Input data START

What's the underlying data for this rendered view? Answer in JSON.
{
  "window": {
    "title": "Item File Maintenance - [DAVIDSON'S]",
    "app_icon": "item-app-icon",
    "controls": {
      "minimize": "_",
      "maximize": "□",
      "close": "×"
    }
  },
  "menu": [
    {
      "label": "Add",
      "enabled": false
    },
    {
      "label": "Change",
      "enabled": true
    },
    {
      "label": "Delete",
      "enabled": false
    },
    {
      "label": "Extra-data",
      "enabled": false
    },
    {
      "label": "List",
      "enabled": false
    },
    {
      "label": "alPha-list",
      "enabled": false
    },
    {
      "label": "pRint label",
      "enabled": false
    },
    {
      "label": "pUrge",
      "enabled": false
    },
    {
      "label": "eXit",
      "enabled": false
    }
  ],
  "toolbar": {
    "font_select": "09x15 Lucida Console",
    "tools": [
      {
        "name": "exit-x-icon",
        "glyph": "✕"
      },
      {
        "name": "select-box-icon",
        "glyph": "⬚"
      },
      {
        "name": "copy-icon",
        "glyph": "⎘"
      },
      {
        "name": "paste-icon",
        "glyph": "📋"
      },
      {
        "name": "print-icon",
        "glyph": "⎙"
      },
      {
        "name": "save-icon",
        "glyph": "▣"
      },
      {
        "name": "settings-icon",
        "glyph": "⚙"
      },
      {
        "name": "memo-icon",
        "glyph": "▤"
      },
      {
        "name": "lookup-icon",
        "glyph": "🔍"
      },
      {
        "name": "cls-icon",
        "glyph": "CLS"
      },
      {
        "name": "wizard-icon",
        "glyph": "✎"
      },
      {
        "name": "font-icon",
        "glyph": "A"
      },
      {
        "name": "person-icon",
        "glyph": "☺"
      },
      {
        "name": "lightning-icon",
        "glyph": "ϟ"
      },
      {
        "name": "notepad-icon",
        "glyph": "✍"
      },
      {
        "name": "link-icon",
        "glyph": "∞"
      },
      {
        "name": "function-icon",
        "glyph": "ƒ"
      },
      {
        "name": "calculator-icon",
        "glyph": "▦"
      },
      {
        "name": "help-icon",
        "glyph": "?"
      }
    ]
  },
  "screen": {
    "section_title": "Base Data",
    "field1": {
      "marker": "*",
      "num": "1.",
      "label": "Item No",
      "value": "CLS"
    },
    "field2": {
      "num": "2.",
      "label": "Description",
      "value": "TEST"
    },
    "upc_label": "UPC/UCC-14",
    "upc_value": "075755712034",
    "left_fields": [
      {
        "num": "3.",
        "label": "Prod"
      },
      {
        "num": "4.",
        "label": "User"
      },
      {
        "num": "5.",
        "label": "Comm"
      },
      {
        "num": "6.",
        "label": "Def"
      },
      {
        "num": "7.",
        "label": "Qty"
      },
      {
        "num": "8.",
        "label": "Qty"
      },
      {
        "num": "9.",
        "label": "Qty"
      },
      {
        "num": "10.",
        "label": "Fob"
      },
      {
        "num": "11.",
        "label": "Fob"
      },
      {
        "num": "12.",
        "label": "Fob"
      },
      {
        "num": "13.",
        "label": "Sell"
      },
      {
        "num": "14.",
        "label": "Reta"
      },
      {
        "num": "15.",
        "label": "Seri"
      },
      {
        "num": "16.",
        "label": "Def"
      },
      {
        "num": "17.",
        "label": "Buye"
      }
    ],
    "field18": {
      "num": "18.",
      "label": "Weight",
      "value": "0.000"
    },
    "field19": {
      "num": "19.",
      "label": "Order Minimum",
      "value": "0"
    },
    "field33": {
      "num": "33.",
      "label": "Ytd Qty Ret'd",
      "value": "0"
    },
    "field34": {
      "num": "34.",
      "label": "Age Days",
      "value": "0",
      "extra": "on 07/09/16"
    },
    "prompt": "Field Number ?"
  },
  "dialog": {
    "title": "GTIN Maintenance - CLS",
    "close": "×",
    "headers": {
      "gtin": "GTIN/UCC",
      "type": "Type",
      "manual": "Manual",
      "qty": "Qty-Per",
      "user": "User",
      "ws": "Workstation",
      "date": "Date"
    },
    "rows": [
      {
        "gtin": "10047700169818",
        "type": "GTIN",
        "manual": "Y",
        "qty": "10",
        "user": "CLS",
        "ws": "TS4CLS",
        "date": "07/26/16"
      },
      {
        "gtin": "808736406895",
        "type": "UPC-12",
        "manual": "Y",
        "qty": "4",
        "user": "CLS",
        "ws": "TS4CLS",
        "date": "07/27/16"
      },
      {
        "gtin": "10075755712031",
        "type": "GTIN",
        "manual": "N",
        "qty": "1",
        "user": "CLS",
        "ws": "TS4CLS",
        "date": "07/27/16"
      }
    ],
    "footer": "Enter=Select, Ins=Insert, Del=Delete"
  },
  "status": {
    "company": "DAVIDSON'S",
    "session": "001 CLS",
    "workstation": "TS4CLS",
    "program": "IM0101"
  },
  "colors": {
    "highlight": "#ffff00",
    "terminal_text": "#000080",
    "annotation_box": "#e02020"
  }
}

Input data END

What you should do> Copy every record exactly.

Task result>
What's the underlying data for this rendered view? Answer in JSON.
{
  "window": {
    "title": "Item File Maintenance - [DAVIDSON'S]",
    "app_icon": "item-app-icon",
    "controls": {
      "minimize": "_",
      "maximize": "□",
      "close": "×"
    }
  },
  "menu": [
    {
      "label": "Add",
      "enabled": false
    },
    {
      "label": "Change",
      "enabled": true
    },
    {
      "label": "Delete",
      "enabled": false
    },
    {
      "label": "Extra-data",
      "enabled": false
    },
    {
      "label": "List",
      "enabled": false
    },
    {
      "label": "alPha-list",
      "enabled": false
    },
    {
      "label": "pRint label",
      "enabled": false
    },
    {
      "label": "pUrge",
      "enabled": false
    },
    {
      "label": "eXit",
      "enabled": false
    }
  ],
  "toolbar": {
    "font_select": "09x15 Lucida Console",
    "tools": [
      {
        "name": "exit-x-icon",
        "glyph": "✕"
      },
      {
        "name": "select-box-icon",
        "glyph": "⬚"
      },
      {
        "name": "copy-icon",
        "glyph": "⎘"
      },
      {
        "name": "paste-icon",
        "glyph": "📋"
      },
      {
        "name": "print-icon",
        "glyph": "⎙"
      },
      {
        "name": "save-icon",
        "glyph": "▣"
      },
      {
        "name": "settings-icon",
        "glyph": "⚙"
      },
      {
        "name": "memo-icon",
        "glyph": "▤"
      },
      {
        "name": "lookup-icon",
        "glyph": "🔍"
      },
      {
        "name": "cls-icon",
        "glyph": "CLS"
      },
      {
        "name": "wizard-icon",
        "glyph": "✎"
      },
      {
        "name": "font-icon",
        "glyph": "A"
      },
      {
        "name": "person-icon",
        "glyph": "☺"
      },
      {
        "name": "lightning-icon",
        "glyph": "ϟ"
      },
      {
        "name": "notepad-icon",
        "glyph": "✍"
      },
      {
        "name": "link-icon",
        "glyph": "∞"
      },
      {
        "name": "function-icon",
        "glyph": "ƒ"
      },
      {
        "name": "calculator-icon",
        "glyph": "▦"
      },
      {
        "name": "help-icon",
        "glyph": "?"
      }
    ]
  },
  "screen": {
    "section_title": "Base Data",
    "field1": {
      "marker": "*",
      "num": "1.",
      "label": "Item No",
      "value": "CLS"
    },
    "field2": {
      "num": "2.",
      "label": "Description",
      "value": "TEST"
    },
    "upc_label": "UPC/UCC-14",
    "upc_value": "075755712034",
    "left_fields": [
      {
        "num": "3.",
        "label": "Prod"
      },
      {
        "num": "4.",
        "label": "User"
      },
      {
        "num": "5.",
        "label": "Comm"
      },
      {
        "num": "6.",
        "label": "Def"
      },
      {
        "num": "7.",
        "label": "Qty"
      },
      {
        "num": "8.",
        "label": "Qty"
      },
      {
        "num": "9.",
        "label": "Qty"
      },
      {
        "num": "10.",
        "label": "Fob"
      },
      {
        "num": "11.",
        "label": "Fob"
      },
      {
        "num": "12.",
        "label": "Fob"
      },
      {
        "num": "13.",
        "label": "Sell"
      },
      {
        "num": "14.",
        "label": "Reta"
      },
      {
        "num": "15.",
        "label": "Seri"
      },
      {
        "num": "16.",
        "label": "Def"
      },
      {
        "num": "17.",
        "label": "Buye"
      }
    ],
    "field18": {
      "num": "18.",
      "label": "Weight",
      "value": "0.000"
    },
    "field19": {
      "num": "19.",
      "label": "Order Minimum",
      "value": "0"
    },
    "field33": {
      "num": "33.",
      "label": "Ytd Qty Ret'd",
      "value": "0"
    },
    "field34": {
      "num": "34.",
      "label": "Age Days",
      "value": "0",
      "extra": "on 07/09/16"
    },
    "prompt": "Field Number ?"
  },
  "dialog": {
    "title": "GTIN Maintenance - CLS",
    "close": "×",
    "headers": {
      "gtin": "GTIN/UCC",
      "type": "Type",
      "manual": "Manual",
      "qty": "Qty-Per",
      "user": "User",
      "ws": "Workstation",
      "date": "Date"
    },
    "rows": [
      {
        "gtin": "10047700169818",
        "type": "GTIN",
        "manual": "Y",
        "qty": "10",
        "user": "CLS",
        "ws": "TS4CLS",
        "date": "07/26/16"
      },
      {
        "gtin": "808736406895",
        "type": "UPC-12",
        "manual": "Y",
        "qty": "4",
        "user": "CLS",
        "ws": "TS4CLS",
        "date": "07/27/16"
      },
      {
        "gtin": "10075755712031",
        "type": "GTIN",
        "manual": "N",
        "qty": "1",
        "user": "CLS",
        "ws": "TS4CLS",
        "date": "07/27/16"
      }
    ],
    "footer": "Enter=Select, Ins=Insert, Del=Delete"
  },
  "status": {
    "company": "DAVIDSON'S",
    "session": "001 CLS",
    "workstation": "TS4CLS",
    "program": "IM0101"
  },
  "colors": {
    "highlight": "#ffff00",
    "terminal_text": "#000080",
    "annotation_box": "#e02020"
  }
}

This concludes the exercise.